Trump considered blanket pardon for Capitol insurrectionists – report


Donald Trump considered issuing a blanket pardon to participants in the January 6 insurrection before he left office, two former advisers have said.

The news, from Politico, landed after Trump told an audience on Texas on Saturday he would issue pardons to rioters if elected president again in 2024.

“If I run and if I win,” Trump said in Conroe, Texas, “we will treat those people from January 6 fairly. We will treat them fairly. And if it requires pardons, we will give them pardons because they are being treated so unfairly.”

That prompted a storm of protest also fueled by Trump urging followers to protest against prosecutors in New York and Georgia investigating his business affairs and attempted election subversion.

Liz Cheney, a Republican on the House committee investigating January 6, said: “Trump uses language he knows caused the January 6 violence; suggests he’d pardon the January 6 defendants, some of whom have been charged with seditious conspiracy; threatens prosecutors; and admits he was attempting to overturn the election.

“He’d do it all again if given the chance,” she warned.

Supporters urged on by Trump stormed the Capitol in an attempt to stop certification of Joe Biden’s win. More than 100 police officers were injured and seven people died.

More than 700 have been charged. The most serious charges, against 11 members of a far-right militia, allege seditious conspiracy.

On Wednesday, Politico cited two unnamed advisers as saying Trump asked if he had the power to issue a blanket pardon before leaving office.

“Do you think I should pardon them? Do you think it’s a good idea? Do you think I have the power to do it?” Trump reportedly asked one adviser.

The other said Trump asked if “everybody that had a Trump sign or everybody who walked into the Capitol” could be pardoned.

“He said, ‘Some people think I should pardon them.’ He thought if he could do it, these people would never have to testify or be deposed.”

Politico reported that the issue went nowhere, in a period in which Trump faced cabinet resignations, a second impeachment – in which he was acquitted – and even talk of removal via the 25th amendment.
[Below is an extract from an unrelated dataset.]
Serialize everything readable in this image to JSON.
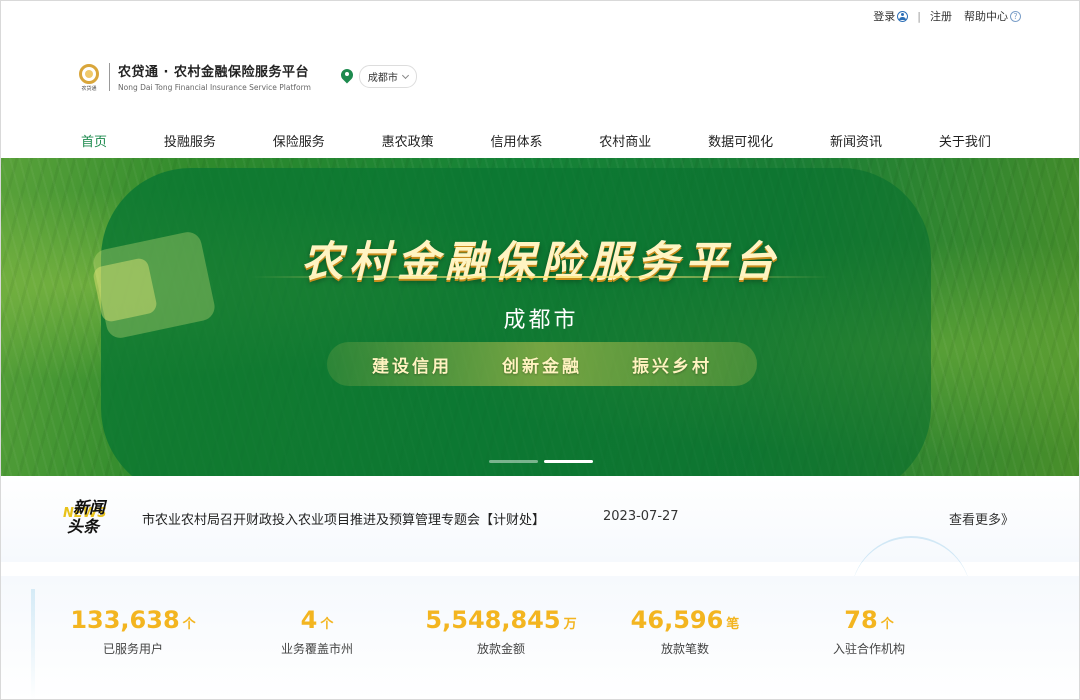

One adviser told the website it was thought Pat Cipollone, Trump’s second White House counsel, would quit if Trump pushed too hard.

Neither Trump nor Cipollone commented. Politico said one adviser said Trump had been brainstorming more than genuinely considering a blanket pardon.

While in office, Trump was liberal with pardons to aides, including Steve Bannon, accused of fraud, and Michael Flynn, who admitted lying to the FBI. He reportedly considered issuing pre-emptive pardons to himself and family members.

Trump continues to toy with announcing a run for a second term. A third anonymous adviser told Politico Trump wanted to announce a 2024 run before leaving office on 20 January 2021, but was put off by campaign finance logistics.

“At the time, he wanted to not just be the leader of the party, but flat-out show the world that he’s running again and you’re not going to stop him,” the adviser was quoted as saying.

One adviser told Politico Trump started saying 2020 was rigged – a lie advanced by the former president and the Republican party – simply to keep his base energised.

“He wanted to carry the sense of grievance into the election cycle,” the adviser was quoted as saying. “He said, ‘I’m running again.’”